The Penguins took a 2-0 lead when Nick Bjugstad, acquired from Florida on Feb. 1, scored his first goal as a Penguin, ripping a left-circle shot past Hart with 12:56 left in the second period. Provorov appeared to screen Hart, and the shot may have deflected off the defenseman’s stick.

In the first period, Provorov was caught behind the net, allowing Sidney Crosby (three points) to be left all alone and score the game’s opening goal. It was Crosby’s 40th in 65 career games against the Flyers.

Provorov went behind the net and was on the same side as Travis Sanheim, who tried to backhand the puck out of harm’s way. But it deflected off the Penguins’ Bryan Rust and went to Crosby, who was behind the goal line and to the right of the net.
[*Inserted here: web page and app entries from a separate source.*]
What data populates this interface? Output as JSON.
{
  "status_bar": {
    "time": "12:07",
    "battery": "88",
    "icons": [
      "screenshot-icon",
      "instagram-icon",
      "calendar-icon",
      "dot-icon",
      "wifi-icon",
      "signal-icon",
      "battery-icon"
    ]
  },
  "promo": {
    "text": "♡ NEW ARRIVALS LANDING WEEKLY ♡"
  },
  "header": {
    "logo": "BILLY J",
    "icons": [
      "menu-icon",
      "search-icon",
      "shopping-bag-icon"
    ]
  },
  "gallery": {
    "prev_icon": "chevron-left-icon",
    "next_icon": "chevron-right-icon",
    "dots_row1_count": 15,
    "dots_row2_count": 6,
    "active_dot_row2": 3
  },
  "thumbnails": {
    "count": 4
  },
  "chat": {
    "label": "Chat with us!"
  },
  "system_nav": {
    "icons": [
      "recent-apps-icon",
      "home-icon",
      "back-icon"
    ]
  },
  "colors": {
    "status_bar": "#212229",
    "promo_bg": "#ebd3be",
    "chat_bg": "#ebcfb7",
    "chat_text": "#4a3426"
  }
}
Crosby, with Hart leaning toward the other side, tucked it into the open net with 11:41 left in the first.

“Just a bad bounce,” Provorov said. “Went off the shinguard [of Rust] and no one knew where the puck was, and the puck found him."

Hart said he couldn’t find the puck. “I lost in it the stands and I think everybody else did, too,” he said. “The only guy who knew where it was, obviously, was Crosby.”

It was the only goal of the opening period — and the first tally an opponent had scored during the five-game homestand while Couturier’s regular line was on the ice — but the Flyers had numerous quality chances.

Murray had all the answers and, throughout the game, did not resemble the goalie who took a 2.97 goals-against average into the night.